ACCA was pleased to host again the FARSIG annual discussion of the future of financial reporting. The meeting continues to provide a valuable discussion between interested parties – principally academics studying financial reporting and those involved with its practical application in way or another. The line of speakers this year reflected that with a couple of regulators, an academic, an analyst and a professional accountant. The audience at the event seems to reflect that mixture as well.
Financial reporting continues to develop in the shadow of the financial crisis. The title of this 2013 discussion “Still grappling with major problems” might seem to take up the theme of the continuing debate over how reporting should be altered for the lessons of the crisis. I think that is a fair assessment. The pace of change and agreement to change means that five years on we are still finalising the accounting changes – IFRS9 the major new standard that has been developed by the IASB in response to the crisis is still being got into final form.
Thinking ourselves back to the heat of the crisis in 2008/9 we might have expected something sooner. A major delay has been trying to agree on a common solution particularly with the US standard setter. That appears to be headed for failure on impairment of loans at least. On the other hand the response of financial reporting do not seem much behind the responses of prudential regulation, capital adequacy of banks or auditing. The slower progress must reflect also the success of the adoption of IFRS as global standards. The more countries adopt IFRS the harder changing those standards may become.

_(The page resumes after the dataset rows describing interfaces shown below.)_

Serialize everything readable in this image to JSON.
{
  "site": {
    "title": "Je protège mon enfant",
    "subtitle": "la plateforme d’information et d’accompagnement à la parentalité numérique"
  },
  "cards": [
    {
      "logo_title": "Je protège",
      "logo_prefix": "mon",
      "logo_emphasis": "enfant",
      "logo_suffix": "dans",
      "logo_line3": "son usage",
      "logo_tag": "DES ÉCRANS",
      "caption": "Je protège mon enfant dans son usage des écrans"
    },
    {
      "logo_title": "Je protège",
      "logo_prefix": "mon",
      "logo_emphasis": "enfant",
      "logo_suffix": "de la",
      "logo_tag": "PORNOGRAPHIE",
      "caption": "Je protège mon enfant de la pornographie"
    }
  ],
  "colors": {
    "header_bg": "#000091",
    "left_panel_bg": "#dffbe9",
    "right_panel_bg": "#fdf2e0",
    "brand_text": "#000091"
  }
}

This FARSIG paper does look back to those continuing issues from the crisis that are not fully resolved in the discussion of banking crises. Equally however it is also looking forward to the new agenda for financial reporting – the conceptual framework and the integration of financial and non-financial reporting.